Is private debt set to shake up MENA's real estate?
Private debt is starting to emerge as a contender to traditional commercial bank lending in the Middle East’s real estate market – potentially changing the investment landscape.
As much as 10 percent of the region’s total real estate debt could come from private lenders by as early as 2023, according to estimates from JLL.
Private lenders – including pension funds, foundations, endowments and insurance companies – have historically played little part in acquisition or financing of real estate. The preference of using equity over debt, coupled with weak foreclosure laws has meant that the Middle East, unlike many Western markets, has been less penetrated by alternative lenders.
Culturally, the use of debt has played a “less significant role in real estate investment across the region historically”, says Gaurav Shivpuri, Head of Capital Markets for JLL in MENA.
Commercial banks have dominated the relatively small market thus far, through relationship lending.
Last year, traditional domestic and international banks provided US$81 billion of debt for real estate and construction in the United Arab Emirates, while in Saudi Arabia, US$55 billion was loaned to the sector, according to joint research by JLL and law firm Clifford Chance.
A growing focus on debt
With even traditional lending in both the UAE and Saudi Arabia on the rise – having almost doubled in the latter since 2013 – general appetite for using debt is rising in the region.
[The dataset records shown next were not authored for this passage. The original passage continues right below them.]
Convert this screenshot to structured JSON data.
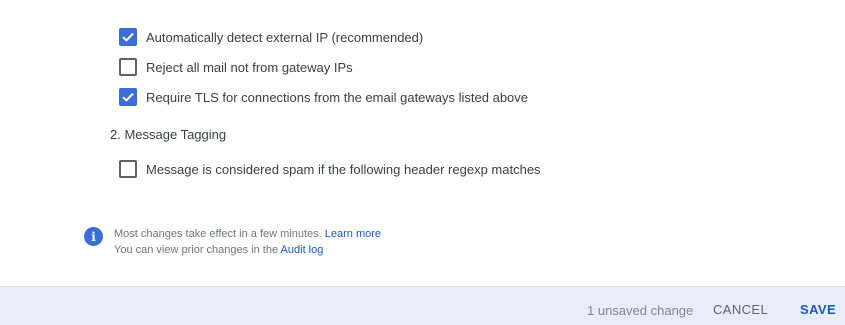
{
  "section1": {
    "options": [
      {
        "label": "Automatically detect external IP (recommended)",
        "checked": true
      },
      {
        "label": "Reject all mail not from gateway IPs",
        "checked": false
      },
      {
        "label": "Require TLS for connections from the email gateways listed above",
        "checked": true
      }
    ]
  },
  "section2": {
    "title": "2. Message Tagging",
    "options": [
      {
        "label": "Message is considered spam if the following header regexp matches",
        "checked": false
      }
    ]
  },
  "info": {
    "icon": "info-icon",
    "line1_text": "Most changes take effect in a few minutes.",
    "line1_link": "Learn more",
    "line2_text": "You can view prior changes in the",
    "line2_link": "Audit log"
  },
  "footer": {
    "status": "1 unsaved change",
    "cancel_label": "CANCEL",
    "save_label": "SAVE"
  },
  "colors": {
    "accent": "#3c6fd6",
    "link": "#1a57c2",
    "footer_bg": "#e8eef9"
  }
}
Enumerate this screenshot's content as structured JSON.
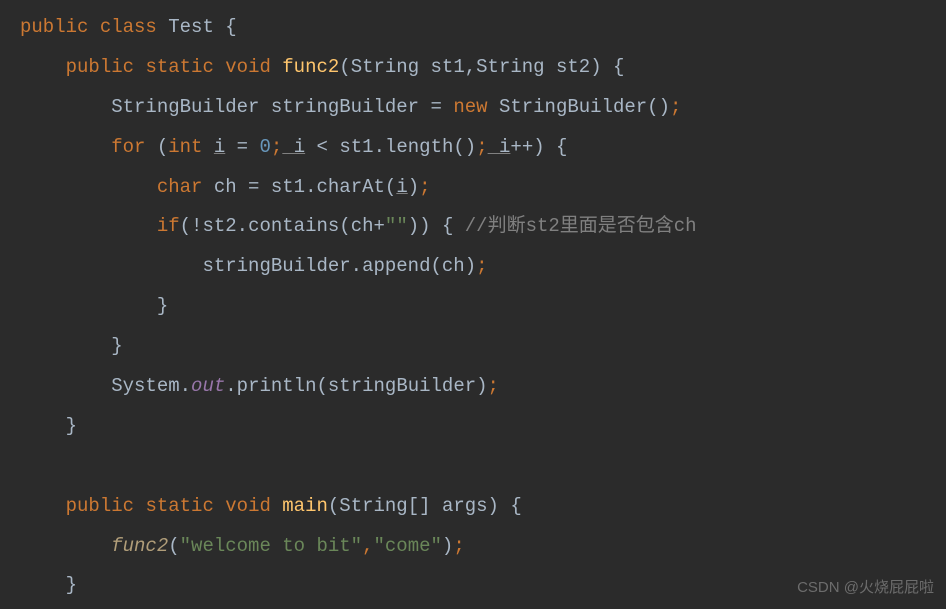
{
  "code": {
    "line1": {
      "kw_public": "public",
      "kw_class": "class",
      "class_name": "Test",
      "brace": " {"
    },
    "line2": {
      "kw_public": "public",
      "kw_static": "static",
      "kw_void": "void",
      "method_name": "func2",
      "param_type1": "String",
      "param_name1": "st1",
      "comma": ",",
      "param_type2": "String",
      "param_name2": "st2",
      "brace": ") {"
    },
    "line3": {
      "type": "StringBuilder",
      "var_name": "stringBuilder",
      "eq": " = ",
      "kw_new": "new",
      "ctor": "StringBuilder",
      "parens": "()",
      "semi": ";"
    },
    "line4": {
      "kw_for": "for",
      "open": " (",
      "kw_int": "int",
      "var_i": "i",
      "eq": " = ",
      "zero": "0",
      "semi1": ";",
      "cond_i": " i",
      "lt": " < ",
      "st1": "st1",
      "dot": ".",
      "length": "length",
      "parens": "()",
      "semi2": ";",
      "inc_i": " i",
      "plusplus": "++",
      "close": ") {"
    },
    "line5": {
      "kw_char": "char",
      "var_ch": "ch",
      "eq": " = ",
      "st1": "st1",
      "dot": ".",
      "charAt": "charAt",
      "open": "(",
      "arg_i": "i",
      "close": ")",
      "semi": ";"
    },
    "line6": {
      "kw_if": "if",
      "open": "(",
      "not": "!",
      "st2": "st2",
      "dot": ".",
      "contains": "contains",
      "open2": "(",
      "ch": "ch",
      "plus": "+",
      "empty_str": "\"\"",
      "close2": "))",
      "brace": " { ",
      "comment": "//判断st2里面是否包含ch"
    },
    "line7": {
      "var": "stringBuilder",
      "dot": ".",
      "append": "append",
      "open": "(",
      "ch": "ch",
      "close": ")",
      "semi": ";"
    },
    "line8": {
      "brace": "}"
    },
    "line9": {
      "brace": "}"
    },
    "line10": {
      "sys": "System",
      "dot1": ".",
      "out": "out",
      "dot2": ".",
      "println": "println",
      "open": "(",
      "arg": "stringBuilder",
      "close": ")",
      "semi": ";"
    },
    "line11": {
      "brace": "}"
    },
    "line13": {
      "kw_public": "public",
      "kw_static": "static",
      "kw_void": "void",
      "method_name": "main",
      "param_type": "String",
      "brackets": "[]",
      "param_name": "args",
      "brace": ") {"
    },
    "line14": {
      "func_call": "func2",
      "open": "(",
      "str1": "\"welcome to bit\"",
      "comma": ",",
      "str2": "\"come\"",
      "close": ")",
      "semi": ";"
    },
    "line15": {
      "brace": "}"
    }
  },
  "watermark": "CSDN @火烧屁屁啦"
}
The result could change the real estate investment industry.
Shivpuri says the region’s lending landscape could “look very different in a few years”, with improvements in transparency and regulation creating a more attractive environment for non-bank lenders. Regulation of real estate lenders in several markets is also under review.
The approach from institutional investors has been to buy assets, which requires asset management.
But now that is changing.
“We’re now starting to see some institutional investors consider debt rather than equity routes into real estate,” Shivpuri notes. ““As transparency levels in this region improve, so will the comfort levels.”
Debt also offers additional benefits over equity for investors. “Being lower down the capital stack, debt offers lower exposure to risk,” Shivpuri says. “It’s low risk and low return – for institutions, those are two crucial plus-points for new lenders.”
As a first step, new private lenders are likely to enter the Middle East region via senior debt for income generating real estate assets, says Shivpuri.
Private debt’s ability to work across the capital stack – from senior loans to mezzanine and preferred equity – makes traditional bank financing appear more rigid. Longer term, that could bode well for smaller developers in need of greater flexibility and “for non-traditional lenders, it´s a sensible starting point”, he says.
Typical returns on a core, senior debt position range from four to five percent – and from seven to eight percent for junior finance.
While pension funds and insurance companies are more likely to be early movers, Shivpuri does not rule out the involvement of endowments, which typically take a long-term view on their investments.
“We could at some stage reach the point where private families begin to lend,” he says.
Before that, the UAE has its hosting of Dubai Expo 2020 to prepare for. But an expanding lending landscape is not long away and would be a positive for the city.
Click to read whether Egypt’s new capital is an untapped source of investment.